What is needed
Copy out every line of the data where the word "aluseks" is found.

Component data from apps and pages

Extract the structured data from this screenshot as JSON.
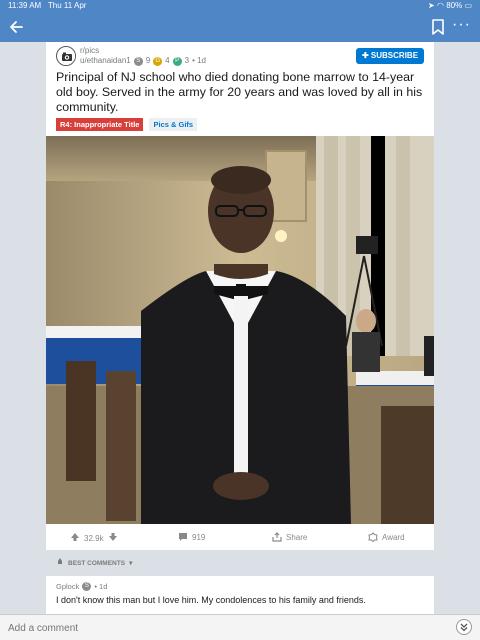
{
  "statusbar": {
    "time": "11:39 AM",
    "date": "Thu 11 Apr",
    "battery": "80%"
  },
  "post": {
    "subreddit": "r/pics",
    "author": "u/ethanaidan1",
    "awards": [
      {
        "type": "silver",
        "count": "9"
      },
      {
        "type": "gold",
        "count": "4"
      },
      {
        "type": "platinum",
        "count": "3"
      }
    ],
    "age": "• 1d",
    "subscribe_label": "SUBSCRIBE",
    "title": "Principal of NJ school who died donating bone marrow to 14-year old boy. Served in the army for 20 years and was loved by all in his community.",
    "flair_mod": "R4: Inappropriate Title",
    "flair_type": "Pics & Gifs"
  },
  "actions": {
    "score": "32.9k",
    "comments": "919",
    "share": "Share",
    "award": "Award"
  },
  "comments_section": {
    "sort_label": "BEST COMMENTS"
  },
  "comment": {
    "author": "Gplock",
    "age": "• 1d",
    "body": "I don't know this man but I love him. My condolences to his family and friends."
  },
  "composer": {
    "placeholder": "Add a comment"
  },
  "colors": {
    "header_blue": "#4f86c6",
    "subscribe_blue": "#0079d3",
    "mod_flair_red": "#d93f3a"
  }
}
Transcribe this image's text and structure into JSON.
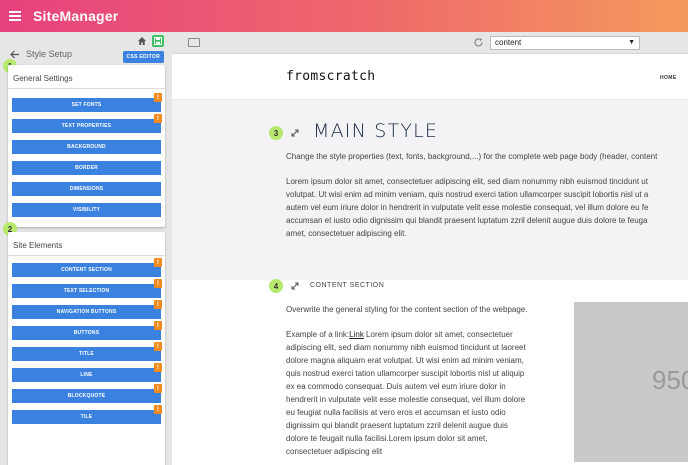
{
  "app": {
    "title": "SiteManager"
  },
  "left_panel": {
    "back_label": "Style Setup",
    "css_editor_label": "CSS EDITOR",
    "general": {
      "badge": "1",
      "title": "General Settings",
      "items": [
        {
          "label": "SET FONTS",
          "warn": "!"
        },
        {
          "label": "TEXT PROPERTIES",
          "warn": "!"
        },
        {
          "label": "BACKGROUND"
        },
        {
          "label": "BORDER"
        },
        {
          "label": "DIMENSIONS"
        },
        {
          "label": "VISIBILITY"
        }
      ]
    },
    "elements": {
      "badge": "2",
      "title": "Site Elements",
      "items": [
        {
          "label": "CONTENT SECTION",
          "warn": "!"
        },
        {
          "label": "TEXT SELECTION",
          "warn": "!"
        },
        {
          "label": "NAVIGATION BUTTONS",
          "warn": "!"
        },
        {
          "label": "BUTTONS",
          "warn": "!"
        },
        {
          "label": "TITLE",
          "warn": "!"
        },
        {
          "label": "LINE",
          "warn": "!"
        },
        {
          "label": "BLOCKQUOTE",
          "warn": "!"
        },
        {
          "label": "TILE",
          "warn": "!"
        }
      ]
    }
  },
  "preview": {
    "select_value": "content",
    "site_logo": "fromscratch",
    "nav_item": "HOME",
    "main_style": {
      "badge": "3",
      "heading": "MAIN STYLE",
      "intro": "Change the style properties (text, fonts, background,...) for the complete web page body (header, content",
      "lines": [
        "Lorem ipsum dolor sit amet, consectetuer adipiscing elit, sed diam nonummy nibh euismod tincidunt ut",
        "volutpat. Ut wisi enim ad minim veniam, quis nostrud exerci tation ullamcorper suscipit lobortis nisl ut a",
        "autem vel eum iriure dolor in hendrerit in vulputate velit esse molestie consequat, vel illum dolore eu fe",
        "accumsan et iusto odio dignissim qui blandit praesent luptatum zzril delenit augue duis dolore te feuga",
        "amet, consectetuer adipiscing elit."
      ]
    },
    "content_section": {
      "badge": "4",
      "heading": "CONTENT SECTION",
      "intro": "Overwrite the general styling for the content section of the webpage.",
      "link_prefix": "Example of a link:",
      "link_text": "Link",
      "first_line_rest": " Lorem ipsum dolor sit amet, consectetuer",
      "lines": [
        "adipiscing elit, sed diam nonummy nibh euismod tincidunt ut laoreet",
        "dolore magna aliquam erat volutpat. Ut wisi enim ad minim veniam,",
        "quis nostrud exerci tation ullamcorper suscipit lobortis nisl ut aliquip",
        "ex ea commodo consequat. Duis autem vel eum iriure dolor in",
        "hendrerit in vulputate velit esse molestie consequat, vel illum dolore",
        "eu feugiat nulla facilisis at vero eros et accumsan et iusto odio",
        "dignissim qui blandit praesent luptatum zzril delenit augue duis",
        "dolore te feugait nulla facilisi.Lorem ipsum dolor sit amet,",
        "consectetuer adipiscing elit"
      ],
      "image_text": "950"
    }
  },
  "colors": {
    "accent_blue": "#3b82e0",
    "warn_orange": "#f28b1e",
    "badge_green": "#b6e96c"
  }
}
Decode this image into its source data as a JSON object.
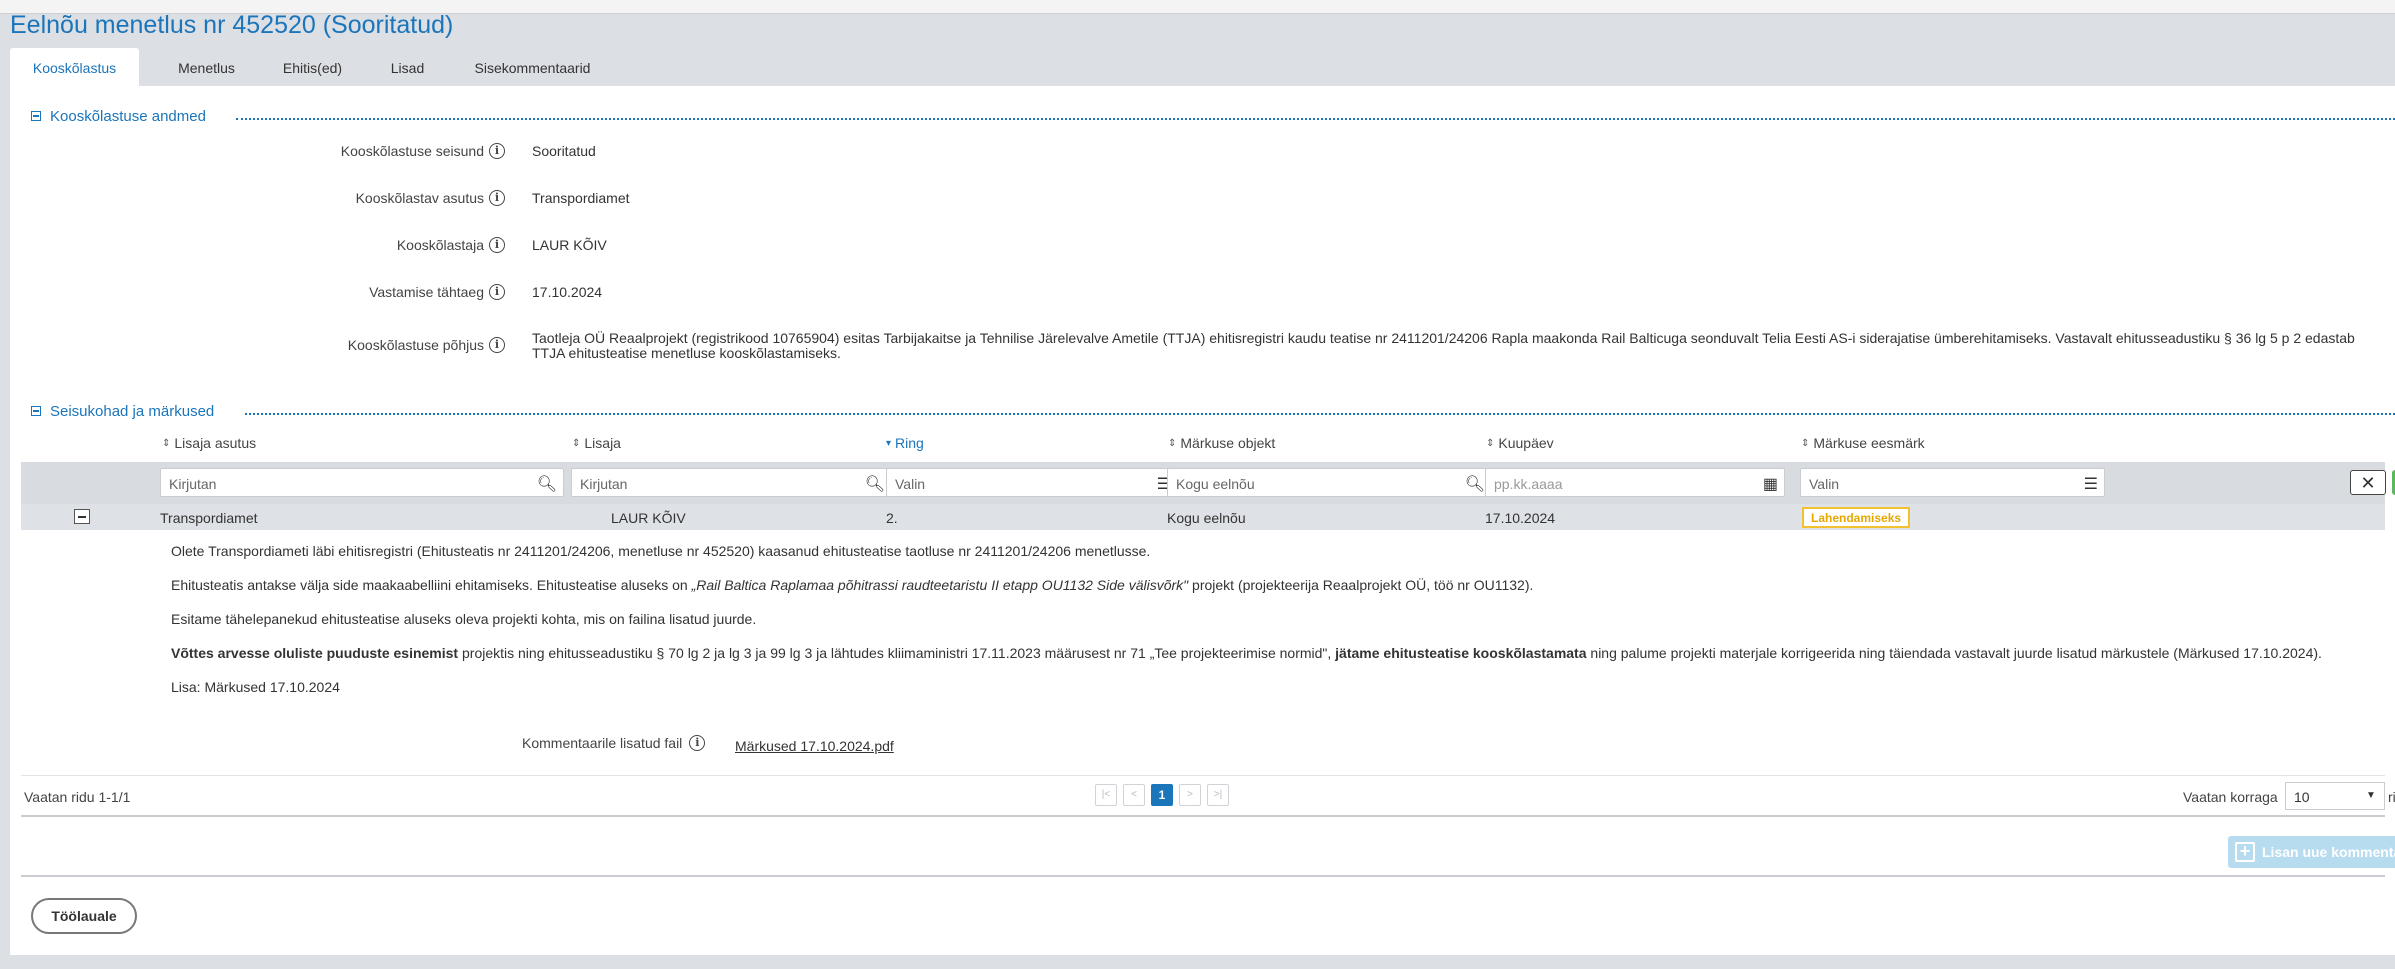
{
  "page": {
    "title": "Eelnõu menetlus nr 452520 (Sooritatud)"
  },
  "tabs": [
    {
      "label": "Kooskõlastus",
      "active": true
    },
    {
      "label": "Menetlus"
    },
    {
      "label": "Ehitis(ed)"
    },
    {
      "label": "Lisad"
    },
    {
      "label": "Sisekommentaarid"
    }
  ],
  "section1": {
    "title": "Kooskõlastuse andmed",
    "fields": [
      {
        "label": "Kooskõlastuse seisund",
        "value": "Sooritatud"
      },
      {
        "label": "Kooskõlastav asutus",
        "value": "Transpordiamet"
      },
      {
        "label": "Kooskõlastaja",
        "value": "LAUR KÕIV"
      },
      {
        "label": "Vastamise tähtaeg",
        "value": "17.10.2024"
      },
      {
        "label": "Kooskõlastuse põhjus",
        "value": "Taotleja OÜ Reaalprojekt (registrikood 10765904) esitas Tarbijakaitse ja Tehnilise Järelevalve Ametile (TTJA) ehitisregistri kaudu teatise nr 2411201/24206 Rapla maakonda Rail Balticuga seonduvalt Telia Eesti AS-i siderajatise ümberehitamiseks. Vastavalt ehitusseadustiku § 36 lg 5 p 2 edastab TTJA ehitusteatise menetluse kooskõlastamiseks."
      }
    ]
  },
  "section2": {
    "title": "Seisukohad ja märkused",
    "columns": [
      "Lisaja asutus",
      "Lisaja",
      "Ring",
      "Märkuse objekt",
      "Kuupäev",
      "Märkuse eesmärk"
    ],
    "filters": [
      "Kirjutan",
      "Kirjutan",
      "Valin",
      "Kogu eelnõu",
      "pp.kk.aaaa",
      "Valin"
    ],
    "row": {
      "asutus": "Transpordiamet",
      "lisaja": "LAUR KÕIV",
      "ring": "2.",
      "objekt": "Kogu eelnõu",
      "kuupaev": "17.10.2024",
      "eesmark": "Lahendamiseks"
    },
    "comment": {
      "p1": "Olete Transpordiameti läbi ehitisregistri (Ehitusteatis nr 2411201/24206, menetluse nr 452520) kaasanud ehitusteatise taotluse nr 2411201/24206 menetlusse.",
      "p2_a": "Ehitusteatis antakse välja side maakaabelliini ehitamiseks. Ehitusteatise aluseks on ",
      "p2_b": "„Rail Baltica Raplamaa põhitrassi raudteetaristu II etapp OU1132 Side välisvõrk\"",
      "p2_c": " projekt (projekteerija Reaalprojekt OÜ, töö nr OU1132).",
      "p3": "Esitame tähelepanekud ehitusteatise aluseks oleva projekti kohta, mis on failina lisatud juurde.",
      "p4_a": "Võttes arvesse oluliste puuduste esinemist",
      "p4_b": " projektis ning ehitusseadustiku § 70 lg 2 ja lg 3 ja 99 lg 3 ja lähtudes kliimaministri 17.11.2023 määrusest nr 71 „Tee projekteerimise normid\", ",
      "p4_c": "jätame ehitusteatise kooskõlastamata",
      "p4_d": " ning palume projekti materjale korrigeerida ning täiendada vastavalt juurde lisatud märkustele (Märkused 17.10.2024).",
      "p5": "Lisa: Märkused 17.10.2024"
    },
    "attachment": {
      "label": "Kommentaarile lisatud fail",
      "file": "Märkused 17.10.2024.pdf"
    },
    "pager": {
      "info": "Vaatan ridu 1-1/1",
      "current": "1",
      "perpage_label": "Vaatan korraga",
      "perpage_value": "10",
      "perpage_suffix": "ri"
    },
    "add_comment": "Lisan uue kommentaari"
  },
  "back_button": "Töölauale",
  "colors": {
    "accent": "#1b75bb",
    "badge": "#f2c12e",
    "panel_bg": "#dcdfe3"
  }
}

Response area
      "p2_a": "Ehitusteatis antakse välja side maakaabelliini ehitamiseks. Ehitusteatise aluseks on ",
      "p3": "Esitame tähelepanekud ehitusteatise aluseks oleva projekti kohta, mis on failina lisatud juurde.",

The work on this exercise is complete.